The atmosphere became heated and tense. Now, the IG proposed, "To disrupt the peace of humans, we will create some demonic men. They will kidnap children and ask for ransom. They'll turn them lame, blind, or worthless, to force them into begging or thievery." Hence, men will be the victims of their own children forever. "I know catching the right culprit or thief isn't the officials of police's cup of tea," continued the IG. The House welcomed the IG's proposal with torrential applause.

Now, the labor minister, who seemed to disagree with the concept, objected and clarified, "I propose that men shouldn't have children. As in heaven, all deities equally take charge of all kinds of duties, men too should do the same. If children were there, men's labor would get shared amongst children. For instance, children would line up in front of ration shops, help buy groceries, household goods, milk, and even make tea for unwelcome guests at home. Children would entertain guests well. Moreover, a poor child would be absorbed in cleaning utensils at restaurants to add to family earnings. Oh! If there were children, men would swell like ruling kings." The labor minister's remarks were also recorded as proceedings of the House.
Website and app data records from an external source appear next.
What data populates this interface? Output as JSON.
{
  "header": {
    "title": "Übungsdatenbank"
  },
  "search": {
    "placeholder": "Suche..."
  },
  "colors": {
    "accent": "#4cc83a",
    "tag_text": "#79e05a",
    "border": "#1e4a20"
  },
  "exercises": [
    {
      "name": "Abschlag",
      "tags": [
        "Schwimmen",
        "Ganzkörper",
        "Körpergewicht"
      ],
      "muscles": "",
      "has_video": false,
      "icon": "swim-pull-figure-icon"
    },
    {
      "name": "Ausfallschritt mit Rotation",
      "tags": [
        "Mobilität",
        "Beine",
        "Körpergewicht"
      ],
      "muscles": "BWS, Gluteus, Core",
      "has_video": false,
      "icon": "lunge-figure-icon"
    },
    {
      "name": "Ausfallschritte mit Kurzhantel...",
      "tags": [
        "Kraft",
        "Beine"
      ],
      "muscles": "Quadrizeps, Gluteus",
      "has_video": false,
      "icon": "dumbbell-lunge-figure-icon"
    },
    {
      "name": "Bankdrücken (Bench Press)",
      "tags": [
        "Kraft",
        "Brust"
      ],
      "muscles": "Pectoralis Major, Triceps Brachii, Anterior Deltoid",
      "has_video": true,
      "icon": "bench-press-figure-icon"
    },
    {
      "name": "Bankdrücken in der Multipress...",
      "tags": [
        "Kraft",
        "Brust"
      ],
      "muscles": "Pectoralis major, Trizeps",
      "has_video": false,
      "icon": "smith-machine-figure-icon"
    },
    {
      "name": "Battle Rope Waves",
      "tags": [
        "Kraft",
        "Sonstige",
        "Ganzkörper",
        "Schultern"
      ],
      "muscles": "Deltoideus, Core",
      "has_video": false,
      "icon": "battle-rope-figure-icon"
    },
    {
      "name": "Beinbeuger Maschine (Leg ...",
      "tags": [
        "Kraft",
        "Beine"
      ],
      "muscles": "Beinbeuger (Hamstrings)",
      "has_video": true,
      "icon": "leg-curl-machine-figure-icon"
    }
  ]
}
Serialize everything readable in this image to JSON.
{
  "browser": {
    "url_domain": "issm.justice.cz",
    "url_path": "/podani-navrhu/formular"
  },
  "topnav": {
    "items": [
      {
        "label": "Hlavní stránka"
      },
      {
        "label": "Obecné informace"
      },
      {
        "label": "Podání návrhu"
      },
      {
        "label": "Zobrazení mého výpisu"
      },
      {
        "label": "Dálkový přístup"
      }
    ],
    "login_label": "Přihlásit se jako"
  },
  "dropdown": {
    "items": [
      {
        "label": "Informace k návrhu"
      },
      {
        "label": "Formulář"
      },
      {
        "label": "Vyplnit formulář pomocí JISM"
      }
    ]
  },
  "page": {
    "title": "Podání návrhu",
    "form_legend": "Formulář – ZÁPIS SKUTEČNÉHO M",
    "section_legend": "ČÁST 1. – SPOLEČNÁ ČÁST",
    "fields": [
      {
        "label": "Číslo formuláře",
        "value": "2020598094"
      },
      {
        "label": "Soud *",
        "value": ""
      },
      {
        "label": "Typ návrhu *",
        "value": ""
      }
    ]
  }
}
The logistic minister, who just wanted to be covered by the media, argued pointlessly, "Men on Earth would have to toil to produce crops. We shall teach them the significance of Lord Indra continually. Men shall witness heavy rains as well as droughts. Though men will beget children in the name of God, they won't be able to nurture them well."

The aimless wanderer in politics, the hapless education minister, who also chairs a Goodwill Mission, spoke out now, "If there are children, we may have the cause to open more schools. Teachers will get recruited to outperform all the baseless political agendas on priority. They'll behave like politicians across the villages to benefit regional politicians. Politicians will get help in looting government grants for schools. They'll raise and add a plus to the party fund. You know, children are important. For if they're not there, there'd be no politics. If children are there, teachers will train them to seek donations so that growing up, they can bag grants in foreign currency. And yes! During vacations, adults will make floor mats, while younger ones will learn to weed out farms. Children will be the grand asset of the nation. I recommend the proposal of making children."

And amidst the assembly of Lord Indra, the draft of "Making of the Children" was approved with a resonating voice.

(DR. DEEPA KUMAWAT is an Assistant Professor in English. She has extensively translated short stories from Hindi. Her research work is on the linguistic aspects of translation.)

No comments :

Post a Comment

We welcome your comments related to the article and the topic being discussed. We expect the comments to be courteous, and respectful of the author and other commenters. Setu reserves the right to moderate, remove or reject comments that contain foul language, insult, hatred, personal information or indicate bad intention. The views expressed in comments reflect those of the commenter, not the official views of the Setu editorial board. प्रकाशित रचना से सम्बंधित शालीन सम्वाद का स्वागत है।